Odd how places of one’s past crop up later in life. My paternal grandparents retired to an area on Lake Panasoffkee in Sumter County in central Florida, not far from Wildwood and near where the Sunshine State Parkway toll road begins at its intersection with I-75 about an hour north of Tampa.
I visited there from time to time during the late 1960s and through the 70s. It was a collection of motor homes, double-wide trailers modular homes around a lake with decent fishing and more than a few alligators.
Like most of Florida, that area was also ripe for development into more expansive retirement communities, like The Villages more inland east of Wildwood.
The Villages are a community of golf courses, planned neighborhoods and lavish landscapes where residents travel mostly by often-customized golf carts. It is 97 percent white and mostly Republican, including an old friend from my high school days in Floyd County who cut off contact more than two years ago because of disagreements about the president that I think is a corrupt con man, and he reveres.

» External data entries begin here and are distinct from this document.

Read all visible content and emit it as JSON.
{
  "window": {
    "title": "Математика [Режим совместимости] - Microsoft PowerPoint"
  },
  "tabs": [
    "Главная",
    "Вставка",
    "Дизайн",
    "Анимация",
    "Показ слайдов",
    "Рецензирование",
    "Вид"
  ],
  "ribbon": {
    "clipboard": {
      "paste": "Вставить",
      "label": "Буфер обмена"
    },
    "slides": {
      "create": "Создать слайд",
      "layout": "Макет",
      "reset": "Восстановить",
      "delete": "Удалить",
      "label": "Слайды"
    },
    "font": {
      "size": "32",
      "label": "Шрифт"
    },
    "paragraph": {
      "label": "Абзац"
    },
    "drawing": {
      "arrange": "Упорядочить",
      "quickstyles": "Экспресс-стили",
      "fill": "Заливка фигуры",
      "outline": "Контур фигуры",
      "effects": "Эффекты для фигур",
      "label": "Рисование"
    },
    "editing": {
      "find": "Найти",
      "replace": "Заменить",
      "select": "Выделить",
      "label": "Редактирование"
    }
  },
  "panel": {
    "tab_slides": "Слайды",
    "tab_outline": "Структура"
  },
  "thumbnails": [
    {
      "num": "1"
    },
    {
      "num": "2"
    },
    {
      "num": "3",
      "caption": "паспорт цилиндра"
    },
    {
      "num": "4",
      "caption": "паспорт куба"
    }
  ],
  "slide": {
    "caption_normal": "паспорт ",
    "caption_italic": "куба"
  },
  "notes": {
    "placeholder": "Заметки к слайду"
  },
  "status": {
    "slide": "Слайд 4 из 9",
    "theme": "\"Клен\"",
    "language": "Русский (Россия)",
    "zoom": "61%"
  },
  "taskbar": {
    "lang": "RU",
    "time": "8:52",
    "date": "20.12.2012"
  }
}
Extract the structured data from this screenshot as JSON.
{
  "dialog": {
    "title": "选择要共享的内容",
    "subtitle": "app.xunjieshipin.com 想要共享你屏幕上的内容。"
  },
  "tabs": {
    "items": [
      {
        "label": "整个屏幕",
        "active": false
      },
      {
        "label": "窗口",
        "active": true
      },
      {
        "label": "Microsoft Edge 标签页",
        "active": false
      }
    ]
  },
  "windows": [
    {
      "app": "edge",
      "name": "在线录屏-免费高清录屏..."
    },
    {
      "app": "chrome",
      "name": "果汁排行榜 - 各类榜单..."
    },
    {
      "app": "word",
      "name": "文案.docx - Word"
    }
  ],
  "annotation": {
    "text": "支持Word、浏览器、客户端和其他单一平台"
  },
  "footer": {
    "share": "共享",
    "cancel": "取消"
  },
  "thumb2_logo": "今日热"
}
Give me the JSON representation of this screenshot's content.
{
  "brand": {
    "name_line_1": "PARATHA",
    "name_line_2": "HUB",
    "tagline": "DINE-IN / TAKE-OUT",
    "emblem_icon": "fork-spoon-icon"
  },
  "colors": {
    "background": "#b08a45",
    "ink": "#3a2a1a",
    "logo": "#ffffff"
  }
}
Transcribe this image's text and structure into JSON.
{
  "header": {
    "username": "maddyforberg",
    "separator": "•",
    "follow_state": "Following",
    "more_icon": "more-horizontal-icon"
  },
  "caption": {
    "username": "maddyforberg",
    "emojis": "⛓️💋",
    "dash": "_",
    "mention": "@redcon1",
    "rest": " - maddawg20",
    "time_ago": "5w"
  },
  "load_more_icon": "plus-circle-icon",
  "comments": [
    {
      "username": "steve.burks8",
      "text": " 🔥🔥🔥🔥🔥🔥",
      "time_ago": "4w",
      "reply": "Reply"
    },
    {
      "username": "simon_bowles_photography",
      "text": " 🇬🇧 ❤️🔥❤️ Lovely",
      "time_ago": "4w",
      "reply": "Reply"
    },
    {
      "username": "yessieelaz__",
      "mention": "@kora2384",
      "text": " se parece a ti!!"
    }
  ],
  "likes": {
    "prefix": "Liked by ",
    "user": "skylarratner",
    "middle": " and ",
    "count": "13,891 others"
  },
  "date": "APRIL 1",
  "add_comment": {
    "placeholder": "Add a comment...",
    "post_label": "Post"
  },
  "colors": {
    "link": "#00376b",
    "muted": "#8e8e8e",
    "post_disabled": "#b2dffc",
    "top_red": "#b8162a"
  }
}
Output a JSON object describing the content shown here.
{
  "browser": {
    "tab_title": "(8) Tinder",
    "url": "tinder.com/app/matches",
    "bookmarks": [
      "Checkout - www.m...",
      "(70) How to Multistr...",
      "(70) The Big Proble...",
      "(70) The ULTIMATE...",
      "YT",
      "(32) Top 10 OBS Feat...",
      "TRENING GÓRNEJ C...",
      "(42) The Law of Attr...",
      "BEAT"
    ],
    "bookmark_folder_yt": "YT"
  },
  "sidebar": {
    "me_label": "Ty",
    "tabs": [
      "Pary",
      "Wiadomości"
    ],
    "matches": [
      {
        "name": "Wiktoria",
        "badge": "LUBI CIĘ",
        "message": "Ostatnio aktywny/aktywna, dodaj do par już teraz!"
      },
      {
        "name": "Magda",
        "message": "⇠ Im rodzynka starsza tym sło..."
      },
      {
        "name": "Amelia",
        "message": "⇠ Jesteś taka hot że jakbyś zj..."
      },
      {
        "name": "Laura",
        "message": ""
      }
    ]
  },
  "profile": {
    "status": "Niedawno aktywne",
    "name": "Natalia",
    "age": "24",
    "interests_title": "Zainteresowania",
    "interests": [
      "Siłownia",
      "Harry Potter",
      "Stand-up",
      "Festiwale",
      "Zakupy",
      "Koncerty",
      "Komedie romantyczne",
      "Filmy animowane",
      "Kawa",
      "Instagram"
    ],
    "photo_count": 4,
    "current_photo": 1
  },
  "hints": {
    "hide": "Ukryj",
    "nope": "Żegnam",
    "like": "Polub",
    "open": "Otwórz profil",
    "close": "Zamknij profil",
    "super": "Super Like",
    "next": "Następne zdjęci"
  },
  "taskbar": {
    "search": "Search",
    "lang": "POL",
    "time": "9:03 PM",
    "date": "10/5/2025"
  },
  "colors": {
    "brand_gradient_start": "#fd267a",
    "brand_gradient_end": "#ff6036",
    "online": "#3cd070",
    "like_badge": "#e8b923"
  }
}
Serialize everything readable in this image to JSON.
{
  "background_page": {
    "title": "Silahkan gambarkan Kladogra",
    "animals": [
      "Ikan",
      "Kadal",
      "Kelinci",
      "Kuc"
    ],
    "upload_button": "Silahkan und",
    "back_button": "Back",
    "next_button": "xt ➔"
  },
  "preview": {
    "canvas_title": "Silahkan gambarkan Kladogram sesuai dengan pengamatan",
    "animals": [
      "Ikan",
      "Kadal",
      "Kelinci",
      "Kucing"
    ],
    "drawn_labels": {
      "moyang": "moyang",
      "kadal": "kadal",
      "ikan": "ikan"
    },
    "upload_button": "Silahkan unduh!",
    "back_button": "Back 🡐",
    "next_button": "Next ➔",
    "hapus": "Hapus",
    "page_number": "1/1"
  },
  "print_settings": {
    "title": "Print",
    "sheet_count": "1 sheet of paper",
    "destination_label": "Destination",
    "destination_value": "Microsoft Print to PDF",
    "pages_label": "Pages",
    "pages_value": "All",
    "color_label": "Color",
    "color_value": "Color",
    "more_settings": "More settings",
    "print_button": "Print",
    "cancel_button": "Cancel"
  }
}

So it was sad to see a man on a golf cart scream “white power” in a video posted from The Villages by Donald Trump, who calls the community “great people.”
Interesting observation, since the video showed a nasty, foul-mouthed clash between pro-Trump and anti-Trump residents of The Villages. While a man on one side yelled “White Power,” a woman on the other side repeatedly yelled “f–k Trump!”
It took the White House more than three hours to convince Trump to take down the tweet but neither he or the White House denounced white supremacy or racism. The the Republican Club of The Villages called the tweet “appalling.”
“In the video a man was yelling ‘White Power,’” the club said in a written statement. “This is NOT what we stand for and is NOT a reflection of Village residents. We must unite as a Country!”
A club spokesman for the GOP group, John Calandro, told the Washington Post that there was “no justification” for the comment and said it was “disappointing” that the video was shown.
“When you have a community like ours, you don’t like to have anybody cast it in a light that’s not favorable,” Calandro said, before adding that Trump continues to enjoy strong support among residents.
Andrew Blechman, author of “Leisureville: Adventures in a World Without Children,” a book about The Villages, says the area is a place where politicians like Trump know racist messages like his play well.
“The entire place is a pantomime of a make-believe sepia-toned fantasy of ‘the way America used to be and should be’ — where white people dominate, blacks are either nonexistent or nonthreatening domestics / low-wagers, and teens go to sock hops and jerk soda,” he said in an email to The Post, adding that he was not surprised by the views expressed in the video.
The president’s recent inflammatory remarks build upon a long history that includes promoting the racist conspiracy theory that former president Barack Obama was not born in the United States, deriding Mexican immigrants as criminals and pushing for a ban on Muslim immigration into the United States.
The steady stream of racist and offensive language from Trump has convinced many Americans that the president is a racist, according to recent polling.
And Trump has injected his derisive rhetoric into his handling of the coronavirus pandemic, twice referring to the respiratory disease that originated in China as the “kung flu.”
Lily Adams, a senior adviser to a super PAC supporting former vice president Joe Biden, the presumptive Democratic nominee, said “the fact that Donald Trump and the White House won’t even clear the bar of condemning white supremacy just shows how devoid of any morals things really have become.”–The Washington Post
I’m sorry I lost an old friend because of differences over Trump but the disdain I feel for a president that I feel has no soul, no morality and no values continues to grow. In this case, the love I have for America supersedes friendships.